Problem:
Write out each line from the data below that includes the word "percent".

Records:

-----

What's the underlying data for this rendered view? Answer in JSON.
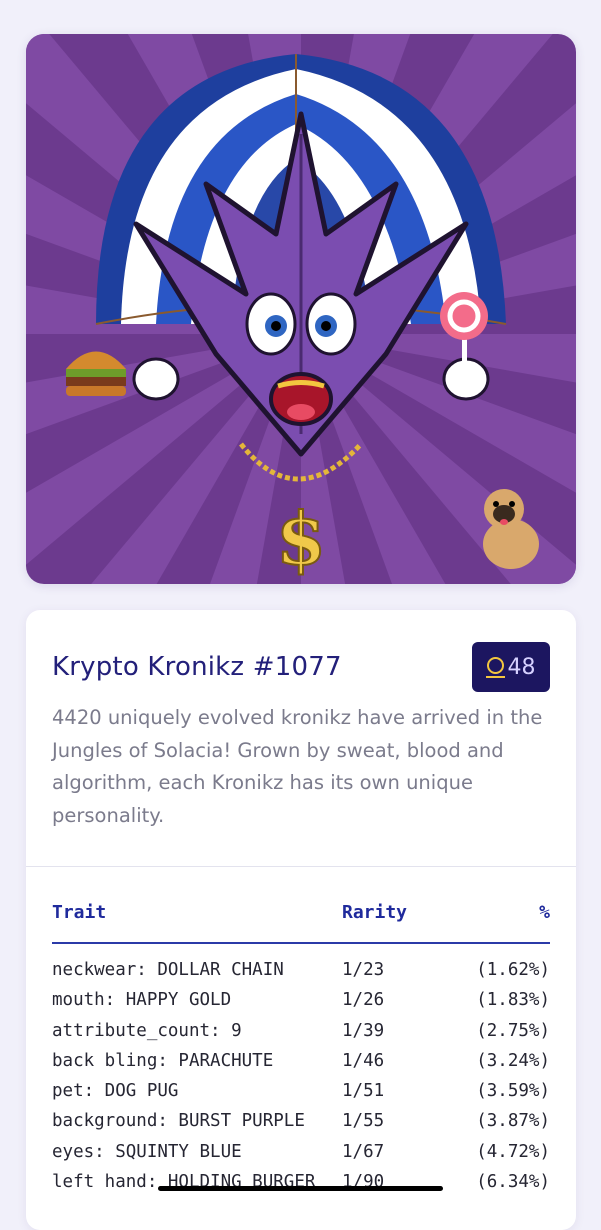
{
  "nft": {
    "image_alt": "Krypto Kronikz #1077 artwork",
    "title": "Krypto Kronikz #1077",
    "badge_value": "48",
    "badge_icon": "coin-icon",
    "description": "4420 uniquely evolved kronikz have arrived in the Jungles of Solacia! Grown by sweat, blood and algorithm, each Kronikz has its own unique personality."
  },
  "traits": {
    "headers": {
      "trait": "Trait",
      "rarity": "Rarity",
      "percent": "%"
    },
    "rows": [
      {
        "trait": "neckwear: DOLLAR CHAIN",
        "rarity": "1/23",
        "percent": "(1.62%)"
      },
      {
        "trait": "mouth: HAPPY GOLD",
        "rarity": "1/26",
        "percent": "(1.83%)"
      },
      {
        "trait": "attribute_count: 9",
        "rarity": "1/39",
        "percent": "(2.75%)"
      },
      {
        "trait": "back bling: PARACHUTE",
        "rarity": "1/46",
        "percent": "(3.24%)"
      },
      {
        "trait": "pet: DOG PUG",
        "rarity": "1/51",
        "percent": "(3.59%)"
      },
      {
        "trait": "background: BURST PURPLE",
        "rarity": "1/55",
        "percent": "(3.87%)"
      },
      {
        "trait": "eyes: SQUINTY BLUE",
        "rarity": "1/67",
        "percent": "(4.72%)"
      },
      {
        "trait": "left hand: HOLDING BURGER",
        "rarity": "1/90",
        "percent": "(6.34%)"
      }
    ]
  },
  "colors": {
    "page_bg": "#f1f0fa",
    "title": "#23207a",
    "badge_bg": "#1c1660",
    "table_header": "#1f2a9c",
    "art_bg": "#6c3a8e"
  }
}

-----

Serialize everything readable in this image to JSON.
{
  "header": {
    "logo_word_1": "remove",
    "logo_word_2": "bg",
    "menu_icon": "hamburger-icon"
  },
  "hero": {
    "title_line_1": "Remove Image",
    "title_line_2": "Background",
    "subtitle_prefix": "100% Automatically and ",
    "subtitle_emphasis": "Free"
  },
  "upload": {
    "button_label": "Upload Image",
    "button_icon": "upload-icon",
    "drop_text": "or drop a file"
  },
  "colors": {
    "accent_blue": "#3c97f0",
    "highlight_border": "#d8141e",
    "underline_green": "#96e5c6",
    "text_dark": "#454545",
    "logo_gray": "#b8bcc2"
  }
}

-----

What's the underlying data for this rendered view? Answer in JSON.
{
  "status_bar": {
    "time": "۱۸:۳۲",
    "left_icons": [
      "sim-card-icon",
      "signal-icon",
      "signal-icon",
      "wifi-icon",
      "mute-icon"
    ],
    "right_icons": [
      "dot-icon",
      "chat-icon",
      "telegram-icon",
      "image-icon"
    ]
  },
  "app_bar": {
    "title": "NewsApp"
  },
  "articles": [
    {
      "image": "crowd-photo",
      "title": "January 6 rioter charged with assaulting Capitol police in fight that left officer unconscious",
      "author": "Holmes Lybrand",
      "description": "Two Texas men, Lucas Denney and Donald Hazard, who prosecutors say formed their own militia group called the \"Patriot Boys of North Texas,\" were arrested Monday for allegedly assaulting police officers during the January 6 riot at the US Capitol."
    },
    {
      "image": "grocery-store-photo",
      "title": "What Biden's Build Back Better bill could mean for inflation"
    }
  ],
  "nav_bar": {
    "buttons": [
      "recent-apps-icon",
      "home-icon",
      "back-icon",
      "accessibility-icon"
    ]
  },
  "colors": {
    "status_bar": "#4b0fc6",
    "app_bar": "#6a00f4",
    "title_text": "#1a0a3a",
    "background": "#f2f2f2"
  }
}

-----

Written response:
      "percent": "%"
        "percent": "(1.62%)"
        "percent": "(1.83%)"
        "percent": "(2.75%)"
        "percent": "(3.24%)"
        "percent": "(3.59%)"
        "percent": "(3.87%)"
        "percent": "(4.72%)"
        "percent": "(6.34%)"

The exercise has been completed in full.